Publication date: Available online 9 April 2017Source:Journal of Archaeological Science
Author(s): Stefani A. Crabtree, Lydia J.S. Vaughn, Nathan T. Crabtree
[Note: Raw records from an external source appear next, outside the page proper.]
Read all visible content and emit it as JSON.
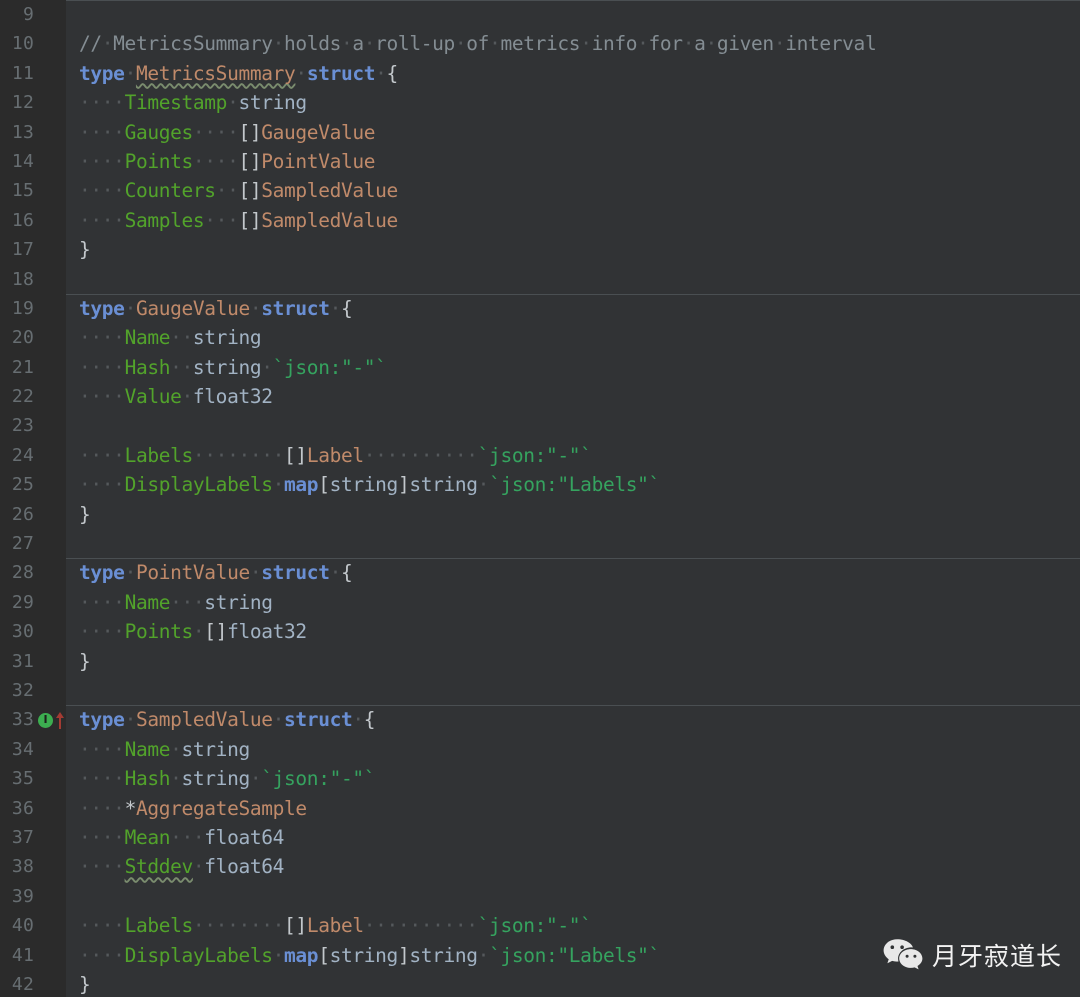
{
  "editor": {
    "theme_name": "darcula",
    "background": "#313335",
    "gutter_background": "#2b2b2b",
    "language": "Go",
    "first_visible_line": 9,
    "last_visible_line": 42,
    "colors": {
      "keyword": "#6a8fd4",
      "type": "#c08a6a",
      "field": "#52a32b",
      "builtin_type": "#a2b3c4",
      "struct_tag": "#35a35f",
      "comment": "#848d93",
      "punctuation": "#c3c8cc",
      "line_number": "#676e72",
      "whitespace_dot": "#55595c",
      "squiggle": "#7a8c6e",
      "separator": "#4a4f52",
      "gutter_icon_green": "#3cae50",
      "gutter_arrow_red": "#a33b33"
    }
  },
  "gutter": {
    "line_numbers": [
      9,
      10,
      11,
      12,
      13,
      14,
      15,
      16,
      17,
      18,
      19,
      20,
      21,
      22,
      23,
      24,
      25,
      26,
      27,
      28,
      29,
      30,
      31,
      32,
      33,
      34,
      35,
      36,
      37,
      38,
      39,
      40,
      41,
      42
    ],
    "markers": [
      {
        "line": 33,
        "icons": [
          "implemented-interface-icon",
          "arrow-up-icon"
        ],
        "label": "I"
      }
    ]
  },
  "code": {
    "lines": [
      {
        "n": 9,
        "separator": true,
        "text": ""
      },
      {
        "n": 10,
        "separator": false,
        "text": "// MetricsSummary holds a roll-up of metrics info for a given interval"
      },
      {
        "n": 11,
        "separator": false,
        "text": "type MetricsSummary struct {"
      },
      {
        "n": 12,
        "separator": false,
        "text": "    Timestamp string"
      },
      {
        "n": 13,
        "separator": false,
        "text": "    Gauges    []GaugeValue"
      },
      {
        "n": 14,
        "separator": false,
        "text": "    Points    []PointValue"
      },
      {
        "n": 15,
        "separator": false,
        "text": "    Counters  []SampledValue"
      },
      {
        "n": 16,
        "separator": false,
        "text": "    Samples   []SampledValue"
      },
      {
        "n": 17,
        "separator": false,
        "text": "}"
      },
      {
        "n": 18,
        "separator": false,
        "text": ""
      },
      {
        "n": 19,
        "separator": true,
        "text": "type GaugeValue struct {"
      },
      {
        "n": 20,
        "separator": false,
        "text": "    Name  string"
      },
      {
        "n": 21,
        "separator": false,
        "text": "    Hash  string `json:\"-\"`"
      },
      {
        "n": 22,
        "separator": false,
        "text": "    Value float32"
      },
      {
        "n": 23,
        "separator": false,
        "text": ""
      },
      {
        "n": 24,
        "separator": false,
        "text": "    Labels        []Label          `json:\"-\"`"
      },
      {
        "n": 25,
        "separator": false,
        "text": "    DisplayLabels map[string]string `json:\"Labels\"`"
      },
      {
        "n": 26,
        "separator": false,
        "text": "}"
      },
      {
        "n": 27,
        "separator": false,
        "text": ""
      },
      {
        "n": 28,
        "separator": true,
        "text": "type PointValue struct {"
      },
      {
        "n": 29,
        "separator": false,
        "text": "    Name   string"
      },
      {
        "n": 30,
        "separator": false,
        "text": "    Points []float32"
      },
      {
        "n": 31,
        "separator": false,
        "text": "}"
      },
      {
        "n": 32,
        "separator": false,
        "text": ""
      },
      {
        "n": 33,
        "separator": true,
        "text": "type SampledValue struct {"
      },
      {
        "n": 34,
        "separator": false,
        "text": "    Name string"
      },
      {
        "n": 35,
        "separator": false,
        "text": "    Hash string `json:\"-\"`"
      },
      {
        "n": 36,
        "separator": false,
        "text": "    *AggregateSample"
      },
      {
        "n": 37,
        "separator": false,
        "text": "    Mean   float64"
      },
      {
        "n": 38,
        "separator": false,
        "text": "    Stddev float64"
      },
      {
        "n": 39,
        "separator": false,
        "text": ""
      },
      {
        "n": 40,
        "separator": false,
        "text": "    Labels        []Label          `json:\"-\"`"
      },
      {
        "n": 41,
        "separator": false,
        "text": "    DisplayLabels map[string]string `json:\"Labels\"`"
      },
      {
        "n": 42,
        "separator": false,
        "text": "}"
      }
    ],
    "html_lines": [
      {
        "n": 9,
        "separator": true,
        "html": ""
      },
      {
        "n": 10,
        "separator": false,
        "html": "<span class=\"cmt\">//</span><span class=\"ws\">·</span><span class=\"cmt\">MetricsSummary</span><span class=\"ws\">·</span><span class=\"cmt\">holds</span><span class=\"ws\">·</span><span class=\"cmt\">a</span><span class=\"ws\">·</span><span class=\"cmt\">roll-up</span><span class=\"ws\">·</span><span class=\"cmt\">of</span><span class=\"ws\">·</span><span class=\"cmt\">metrics</span><span class=\"ws\">·</span><span class=\"cmt\">info</span><span class=\"ws\">·</span><span class=\"cmt\">for</span><span class=\"ws\">·</span><span class=\"cmt\">a</span><span class=\"ws\">·</span><span class=\"cmt\">given</span><span class=\"ws\">·</span><span class=\"cmt\">interval</span>"
      },
      {
        "n": 11,
        "separator": false,
        "html": "<span class=\"kw\">type</span><span class=\"ws\">·</span><span class=\"typ squig\">MetricsSummary</span><span class=\"ws\">·</span><span class=\"kw\">struct</span><span class=\"ws\">·</span><span class=\"punc\">{</span>"
      },
      {
        "n": 12,
        "separator": false,
        "html": "<span class=\"ws\">····</span><span class=\"fld\">Timestamp</span><span class=\"ws\">·</span><span class=\"bi\">string</span>"
      },
      {
        "n": 13,
        "separator": false,
        "html": "<span class=\"ws\">····</span><span class=\"fld\">Gauges</span><span class=\"ws\">····</span><span class=\"punc\">[]</span><span class=\"typ\">GaugeValue</span>"
      },
      {
        "n": 14,
        "separator": false,
        "html": "<span class=\"ws\">····</span><span class=\"fld\">Points</span><span class=\"ws\">····</span><span class=\"punc\">[]</span><span class=\"typ\">PointValue</span>"
      },
      {
        "n": 15,
        "separator": false,
        "html": "<span class=\"ws\">····</span><span class=\"fld\">Counters</span><span class=\"ws\">··</span><span class=\"punc\">[]</span><span class=\"typ\">SampledValue</span>"
      },
      {
        "n": 16,
        "separator": false,
        "html": "<span class=\"ws\">····</span><span class=\"fld\">Samples</span><span class=\"ws\">···</span><span class=\"punc\">[]</span><span class=\"typ\">SampledValue</span>"
      },
      {
        "n": 17,
        "separator": false,
        "html": "<span class=\"punc\">}</span>"
      },
      {
        "n": 18,
        "separator": false,
        "html": ""
      },
      {
        "n": 19,
        "separator": true,
        "html": "<span class=\"kw\">type</span><span class=\"ws\">·</span><span class=\"typ\">GaugeValue</span><span class=\"ws\">·</span><span class=\"kw\">struct</span><span class=\"ws\">·</span><span class=\"punc\">{</span>"
      },
      {
        "n": 20,
        "separator": false,
        "html": "<span class=\"ws\">····</span><span class=\"fld\">Name</span><span class=\"ws\">··</span><span class=\"bi\">string</span>"
      },
      {
        "n": 21,
        "separator": false,
        "html": "<span class=\"ws\">····</span><span class=\"fld\">Hash</span><span class=\"ws\">··</span><span class=\"bi\">string</span><span class=\"ws\">·</span><span class=\"tag\">`json:\"-\"`</span>"
      },
      {
        "n": 22,
        "separator": false,
        "html": "<span class=\"ws\">····</span><span class=\"fld\">Value</span><span class=\"ws\">·</span><span class=\"bi\">float32</span>"
      },
      {
        "n": 23,
        "separator": false,
        "html": ""
      },
      {
        "n": 24,
        "separator": false,
        "html": "<span class=\"ws\">····</span><span class=\"fld\">Labels</span><span class=\"ws\">········</span><span class=\"punc\">[]</span><span class=\"typ\">Label</span><span class=\"ws\">··········</span><span class=\"tag\">`json:\"-\"`</span>"
      },
      {
        "n": 25,
        "separator": false,
        "html": "<span class=\"ws\">····</span><span class=\"fld\">DisplayLabels</span><span class=\"ws\">·</span><span class=\"kw\">map</span><span class=\"punc\">[</span><span class=\"bi\">string</span><span class=\"punc\">]</span><span class=\"bi\">string</span><span class=\"ws\">·</span><span class=\"tag\">`json:\"Labels\"`</span>"
      },
      {
        "n": 26,
        "separator": false,
        "html": "<span class=\"punc\">}</span>"
      },
      {
        "n": 27,
        "separator": false,
        "html": ""
      },
      {
        "n": 28,
        "separator": true,
        "html": "<span class=\"kw\">type</span><span class=\"ws\">·</span><span class=\"typ\">PointValue</span><span class=\"ws\">·</span><span class=\"kw\">struct</span><span class=\"ws\">·</span><span class=\"punc\">{</span>"
      },
      {
        "n": 29,
        "separator": false,
        "html": "<span class=\"ws\">····</span><span class=\"fld\">Name</span><span class=\"ws\">···</span><span class=\"bi\">string</span>"
      },
      {
        "n": 30,
        "separator": false,
        "html": "<span class=\"ws\">····</span><span class=\"fld\">Points</span><span class=\"ws\">·</span><span class=\"punc\">[]</span><span class=\"bi\">float32</span>"
      },
      {
        "n": 31,
        "separator": false,
        "html": "<span class=\"punc\">}</span>"
      },
      {
        "n": 32,
        "separator": false,
        "html": ""
      },
      {
        "n": 33,
        "separator": true,
        "html": "<span class=\"kw\">type</span><span class=\"ws\">·</span><span class=\"typ\">SampledValue</span><span class=\"ws\">·</span><span class=\"kw\">struct</span><span class=\"ws\">·</span><span class=\"punc\">{</span>"
      },
      {
        "n": 34,
        "separator": false,
        "html": "<span class=\"ws\">····</span><span class=\"fld\">Name</span><span class=\"ws\">·</span><span class=\"bi\">string</span>"
      },
      {
        "n": 35,
        "separator": false,
        "html": "<span class=\"ws\">····</span><span class=\"fld\">Hash</span><span class=\"ws\">·</span><span class=\"bi\">string</span><span class=\"ws\">·</span><span class=\"tag\">`json:\"-\"`</span>"
      },
      {
        "n": 36,
        "separator": false,
        "html": "<span class=\"ws\">····</span><span class=\"punc\">*</span><span class=\"typ\">AggregateSample</span>"
      },
      {
        "n": 37,
        "separator": false,
        "html": "<span class=\"ws\">····</span><span class=\"fld\">Mean</span><span class=\"ws\">···</span><span class=\"bi\">float64</span>"
      },
      {
        "n": 38,
        "separator": false,
        "html": "<span class=\"ws\">····</span><span class=\"fld squig\">Stddev</span><span class=\"ws\">·</span><span class=\"bi\">float64</span>"
      },
      {
        "n": 39,
        "separator": false,
        "html": ""
      },
      {
        "n": 40,
        "separator": false,
        "html": "<span class=\"ws\">····</span><span class=\"fld\">Labels</span><span class=\"ws\">········</span><span class=\"punc\">[]</span><span class=\"typ\">Label</span><span class=\"ws\">··········</span><span class=\"tag\">`json:\"-\"`</span>"
      },
      {
        "n": 41,
        "separator": false,
        "html": "<span class=\"ws\">····</span><span class=\"fld\">DisplayLabels</span><span class=\"ws\">·</span><span class=\"kw\">map</span><span class=\"punc\">[</span><span class=\"bi\">string</span><span class=\"punc\">]</span><span class=\"bi\">string</span><span class=\"ws\">·</span><span class=\"tag\">`json:\"Labels\"`</span>"
      },
      {
        "n": 42,
        "separator": false,
        "html": "<span class=\"punc\">}</span>"
      }
    ]
  },
  "watermark": {
    "icon": "wechat-icon",
    "text": "月牙寂道长"
  }
}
Analyzing how humans interacted with (and within) their greater ecosystems facilitates a more nuanced understanding of past lifeways. In this aim, we use food web modeling to reconstruct the biotic environment of Ancestral Pueblo people living in the central Mesa Verde region between A.D. 750 and A.D. 1300. This framework enables an investigation into the effects of species introductions and removals by linking humans to the species they consumed. We combine a diachronic examination of multiple archaeological assemblages with a database of every modern non-invasive species and their feeding links in a 4,600 square kilometer area of southwestern Colorado. Although human omnivory provided some flexibility, high population density likely curtailed the ability to prey switch. Ultimately, these factors combined to decrease the resilience of Ancestral Pueblo people to environmental changes.